Skip to Content

Maintaining ties to culture while in foster care

Children need and have the right to grow up in an environment where they are able to value their culture, religious background and language.

Carers play a crucial role in promoting and maintaining a child’s cultural connections. The need for foster carers from a broad range of backgrounds has never been more critical.

Aboriginal carers for Aboriginal kids

Aboriginal carers are especially important to help Aboriginal children in care grow up strong and proud. It is important that they help kids to maintain connections to family, land and culture to give them a strong sense of who they are, where they belong, and understand their family and community relationships.

The booklet Raising Them Strong is a good resource and covers topics such as health, education, grief and loss, family contact and navigating 'the system'. It was developed with Aboriginal foster and kinship carers, care support workers, caseworkers, and the Aboriginal Child, Family and Community Care State Secretariat (AbSec).

See also:

Caring for children from migrant or refugee backgrounds

Families from different cultural backgrounds help children to maintain their language, religion and identity while they are in care.

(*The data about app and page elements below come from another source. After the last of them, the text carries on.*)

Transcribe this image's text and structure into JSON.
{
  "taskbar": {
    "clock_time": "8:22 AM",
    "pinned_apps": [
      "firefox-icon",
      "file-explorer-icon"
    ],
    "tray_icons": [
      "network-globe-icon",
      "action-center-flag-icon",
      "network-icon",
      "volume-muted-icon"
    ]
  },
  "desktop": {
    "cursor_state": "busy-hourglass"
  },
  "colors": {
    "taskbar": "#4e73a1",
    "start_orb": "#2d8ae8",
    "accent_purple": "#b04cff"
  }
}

If you apply to become a foster carer you will be asked about your cultural and religious background, including languages spoken - this helps to match children needing care stay with carers from a similar background.

See also Culturally and linguistically diverse children and young people on the Caring for Kids website.

Was this content useful?
Your rating will help us improve the website.
Last updated: 24 Sep 2019